Element data from apps and pages:
• • • • •

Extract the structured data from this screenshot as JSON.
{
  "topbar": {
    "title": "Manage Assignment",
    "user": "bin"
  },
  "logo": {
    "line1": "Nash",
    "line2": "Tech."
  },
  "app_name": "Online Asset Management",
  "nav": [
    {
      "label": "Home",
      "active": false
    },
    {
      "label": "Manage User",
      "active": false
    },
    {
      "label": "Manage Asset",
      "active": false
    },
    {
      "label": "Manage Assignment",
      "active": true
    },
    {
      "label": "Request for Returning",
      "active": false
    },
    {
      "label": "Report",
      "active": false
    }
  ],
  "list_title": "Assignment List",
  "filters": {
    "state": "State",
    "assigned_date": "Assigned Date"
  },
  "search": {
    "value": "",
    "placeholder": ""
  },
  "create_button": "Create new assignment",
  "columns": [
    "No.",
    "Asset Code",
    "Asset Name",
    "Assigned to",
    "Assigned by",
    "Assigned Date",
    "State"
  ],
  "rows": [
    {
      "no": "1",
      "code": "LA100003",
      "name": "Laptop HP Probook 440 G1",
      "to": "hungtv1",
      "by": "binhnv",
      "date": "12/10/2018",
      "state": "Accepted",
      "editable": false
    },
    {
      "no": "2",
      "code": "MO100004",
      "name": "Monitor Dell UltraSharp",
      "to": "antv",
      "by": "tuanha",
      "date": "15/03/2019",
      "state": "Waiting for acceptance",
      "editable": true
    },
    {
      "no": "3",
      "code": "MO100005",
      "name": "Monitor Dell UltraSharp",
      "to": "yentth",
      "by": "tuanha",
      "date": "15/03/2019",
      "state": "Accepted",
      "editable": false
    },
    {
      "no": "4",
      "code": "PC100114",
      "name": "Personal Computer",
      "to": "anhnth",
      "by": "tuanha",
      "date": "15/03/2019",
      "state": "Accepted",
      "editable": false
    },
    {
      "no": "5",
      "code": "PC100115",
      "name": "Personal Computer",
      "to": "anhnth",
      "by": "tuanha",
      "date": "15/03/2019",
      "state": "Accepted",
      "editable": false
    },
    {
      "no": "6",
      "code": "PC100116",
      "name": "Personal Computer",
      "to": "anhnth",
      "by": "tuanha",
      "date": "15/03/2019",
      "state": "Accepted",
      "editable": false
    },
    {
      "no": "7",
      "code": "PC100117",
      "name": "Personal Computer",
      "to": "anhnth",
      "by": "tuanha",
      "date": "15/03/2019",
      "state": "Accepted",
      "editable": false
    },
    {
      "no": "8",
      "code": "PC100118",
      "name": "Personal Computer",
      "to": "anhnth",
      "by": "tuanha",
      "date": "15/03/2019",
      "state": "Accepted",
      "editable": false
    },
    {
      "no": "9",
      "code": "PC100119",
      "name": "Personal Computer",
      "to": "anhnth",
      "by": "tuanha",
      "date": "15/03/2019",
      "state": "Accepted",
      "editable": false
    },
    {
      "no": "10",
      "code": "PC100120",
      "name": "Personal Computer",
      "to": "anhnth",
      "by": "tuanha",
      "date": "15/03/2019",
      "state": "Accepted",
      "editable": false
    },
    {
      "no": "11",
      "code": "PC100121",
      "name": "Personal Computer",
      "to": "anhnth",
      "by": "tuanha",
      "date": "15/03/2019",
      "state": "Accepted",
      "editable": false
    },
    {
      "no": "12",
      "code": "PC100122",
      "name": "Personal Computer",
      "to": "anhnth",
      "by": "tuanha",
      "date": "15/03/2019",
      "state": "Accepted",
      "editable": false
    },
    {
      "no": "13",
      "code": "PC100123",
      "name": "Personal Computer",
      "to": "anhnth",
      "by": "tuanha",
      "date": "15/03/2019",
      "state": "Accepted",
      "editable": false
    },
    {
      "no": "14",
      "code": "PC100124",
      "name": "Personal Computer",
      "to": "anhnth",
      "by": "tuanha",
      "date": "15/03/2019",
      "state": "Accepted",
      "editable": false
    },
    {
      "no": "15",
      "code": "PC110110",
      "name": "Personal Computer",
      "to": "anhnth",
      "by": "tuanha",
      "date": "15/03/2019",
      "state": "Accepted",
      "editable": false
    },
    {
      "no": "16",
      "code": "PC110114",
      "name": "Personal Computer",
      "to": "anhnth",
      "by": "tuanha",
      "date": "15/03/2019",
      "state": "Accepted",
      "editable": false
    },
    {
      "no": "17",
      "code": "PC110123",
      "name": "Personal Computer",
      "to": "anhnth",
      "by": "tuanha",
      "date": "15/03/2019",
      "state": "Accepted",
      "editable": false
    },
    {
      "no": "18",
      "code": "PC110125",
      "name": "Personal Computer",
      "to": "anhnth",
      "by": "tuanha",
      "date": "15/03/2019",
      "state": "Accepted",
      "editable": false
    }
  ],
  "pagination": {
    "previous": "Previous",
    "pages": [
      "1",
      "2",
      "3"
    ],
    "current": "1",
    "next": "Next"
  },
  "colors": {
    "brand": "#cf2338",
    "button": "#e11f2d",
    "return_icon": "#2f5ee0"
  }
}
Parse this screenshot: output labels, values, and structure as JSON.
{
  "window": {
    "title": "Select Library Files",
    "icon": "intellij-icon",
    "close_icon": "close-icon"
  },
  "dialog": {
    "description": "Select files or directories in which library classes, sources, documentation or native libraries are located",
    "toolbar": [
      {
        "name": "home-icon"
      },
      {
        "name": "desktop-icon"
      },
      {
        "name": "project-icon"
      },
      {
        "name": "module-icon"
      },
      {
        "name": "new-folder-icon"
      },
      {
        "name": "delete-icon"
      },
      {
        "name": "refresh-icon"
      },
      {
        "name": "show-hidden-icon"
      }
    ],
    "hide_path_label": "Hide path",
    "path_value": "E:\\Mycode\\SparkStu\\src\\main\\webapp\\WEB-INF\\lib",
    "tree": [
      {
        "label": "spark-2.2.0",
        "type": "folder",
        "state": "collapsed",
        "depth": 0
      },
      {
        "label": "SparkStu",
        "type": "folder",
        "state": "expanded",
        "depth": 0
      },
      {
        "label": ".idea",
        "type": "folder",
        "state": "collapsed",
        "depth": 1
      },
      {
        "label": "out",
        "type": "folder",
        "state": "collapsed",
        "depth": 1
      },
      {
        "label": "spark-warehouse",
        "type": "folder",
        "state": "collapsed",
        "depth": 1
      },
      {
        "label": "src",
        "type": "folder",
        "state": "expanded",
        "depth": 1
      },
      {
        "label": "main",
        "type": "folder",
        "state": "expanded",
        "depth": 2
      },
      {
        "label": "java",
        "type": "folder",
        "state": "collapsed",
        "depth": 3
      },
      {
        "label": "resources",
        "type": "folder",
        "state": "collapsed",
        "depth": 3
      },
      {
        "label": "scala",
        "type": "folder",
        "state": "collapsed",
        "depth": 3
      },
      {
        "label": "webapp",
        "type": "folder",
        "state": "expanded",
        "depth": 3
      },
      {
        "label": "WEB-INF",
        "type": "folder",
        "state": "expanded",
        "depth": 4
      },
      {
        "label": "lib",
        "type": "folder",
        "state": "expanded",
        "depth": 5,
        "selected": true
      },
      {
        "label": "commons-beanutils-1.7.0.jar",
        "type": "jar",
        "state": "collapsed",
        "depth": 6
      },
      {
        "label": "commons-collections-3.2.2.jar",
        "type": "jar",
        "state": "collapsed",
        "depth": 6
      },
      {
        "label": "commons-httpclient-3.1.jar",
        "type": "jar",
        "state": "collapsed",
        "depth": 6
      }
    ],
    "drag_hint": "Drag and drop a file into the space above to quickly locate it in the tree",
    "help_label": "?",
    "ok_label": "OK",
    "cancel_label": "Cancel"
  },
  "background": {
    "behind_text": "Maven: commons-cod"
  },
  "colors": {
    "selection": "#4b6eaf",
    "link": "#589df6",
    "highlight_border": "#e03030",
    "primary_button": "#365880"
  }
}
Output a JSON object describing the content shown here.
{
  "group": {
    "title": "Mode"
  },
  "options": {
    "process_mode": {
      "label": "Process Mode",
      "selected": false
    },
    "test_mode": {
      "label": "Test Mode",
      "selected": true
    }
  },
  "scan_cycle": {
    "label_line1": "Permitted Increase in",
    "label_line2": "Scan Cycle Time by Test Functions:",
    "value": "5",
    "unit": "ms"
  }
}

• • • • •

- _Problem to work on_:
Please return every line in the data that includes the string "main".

- _Solution for this task_:
    "path_value": "E:\\Mycode\\SparkStu\\src\\main\\webapp\\WEB-INF\\lib",
        "label": "main",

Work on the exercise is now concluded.